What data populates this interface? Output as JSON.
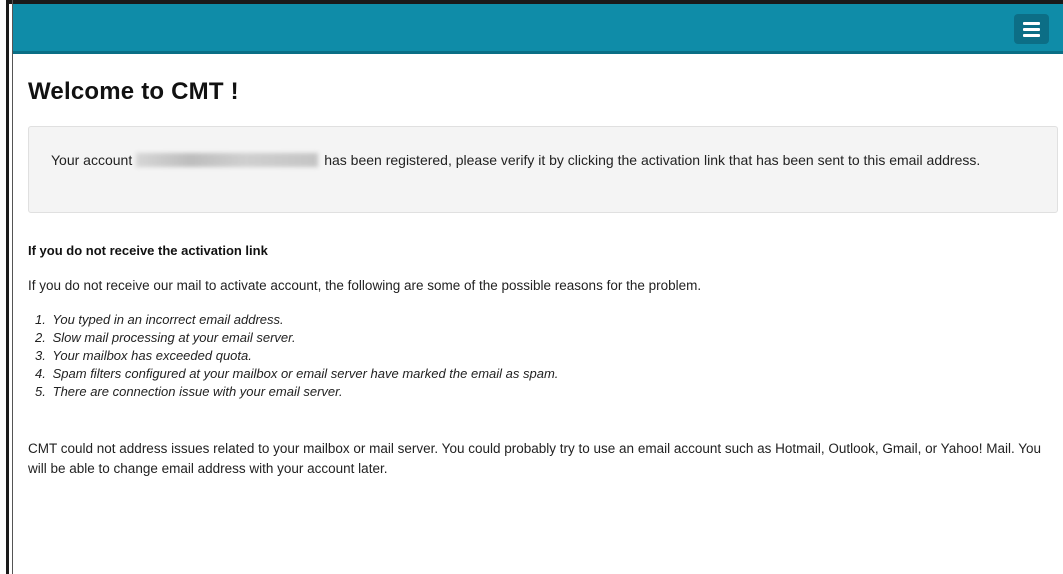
{
  "navbar": {
    "menu_icon": "hamburger-menu-icon",
    "color": "#0f8ca8"
  },
  "page": {
    "title": "Welcome to CMT !"
  },
  "alert": {
    "before": "Your account",
    "after": "has been registered, please verify it by clicking the activation link that has been sent to this email address."
  },
  "help": {
    "heading": "If you do not receive the activation link",
    "intro": "If you do not receive our mail to activate account, the following are some of the possible reasons for the problem.",
    "reasons": [
      {
        "num": "1.",
        "text": "You typed in an incorrect email address."
      },
      {
        "num": "2.",
        "text": "Slow mail processing at your email server."
      },
      {
        "num": "3.",
        "text": "Your mailbox has exceeded quota."
      },
      {
        "num": "4.",
        "text": "Spam filters configured at your mailbox or email server have marked the email as spam."
      },
      {
        "num": "5.",
        "text": "There are connection issue with your email server."
      }
    ],
    "closing": "CMT could not address issues related to your mailbox or mail server. You could probably try to use an email account such as Hotmail, Outlook, Gmail, or Yahoo! Mail. You will be able to change email address with your account later."
  }
}
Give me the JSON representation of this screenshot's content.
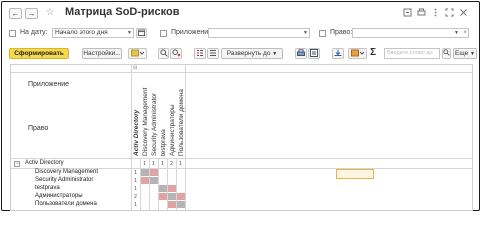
{
  "window": {
    "title": "Матрица SoD-рисков",
    "back_icon": "←",
    "forward_icon": "→",
    "star_icon": "☆",
    "icons": [
      "link-icon",
      "print-icon",
      "more-icon",
      "expand-icon",
      "close-icon"
    ]
  },
  "filters": {
    "date_label": "На дату:",
    "date_value": "Начало этого дня",
    "application_label": "Приложение:",
    "application_value": "",
    "right_label": "Право:",
    "right_value": ""
  },
  "toolbar": {
    "generate_label": "Сформировать",
    "settings_label": "Настройки...",
    "expand_label": "Развернуть до",
    "search_placeholder": "Введите слово до",
    "more_label": "Еще",
    "sum_icon": "Σ"
  },
  "matrix": {
    "header_application": "Приложение",
    "header_right": "Право",
    "columns": [
      "Activ Directory",
      "Discovery Management",
      "Security Administrator",
      "testprava",
      "Администраторы",
      "Пользователи домена"
    ],
    "group": {
      "name": "Activ Directory",
      "counts": [
        "",
        "1",
        "1",
        "1",
        "2",
        "1"
      ]
    },
    "rows": [
      {
        "name": "Discovery Management",
        "count": "1"
      },
      {
        "name": "Security Administrator",
        "count": "1"
      },
      {
        "name": "testprava",
        "count": "1"
      },
      {
        "name": "Администраторы",
        "count": "2"
      },
      {
        "name": "Пользователи домена",
        "count": "1"
      }
    ]
  },
  "colors": {
    "primary_button": "#f5d84c",
    "sod_conflict": "#e3a2a2",
    "diagonal": "#b4b4b4",
    "selection": "#e8b54a"
  }
}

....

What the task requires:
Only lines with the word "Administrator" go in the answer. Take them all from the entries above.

Output of the task:
      "Security Administrator",
        "name": "Security Administrator",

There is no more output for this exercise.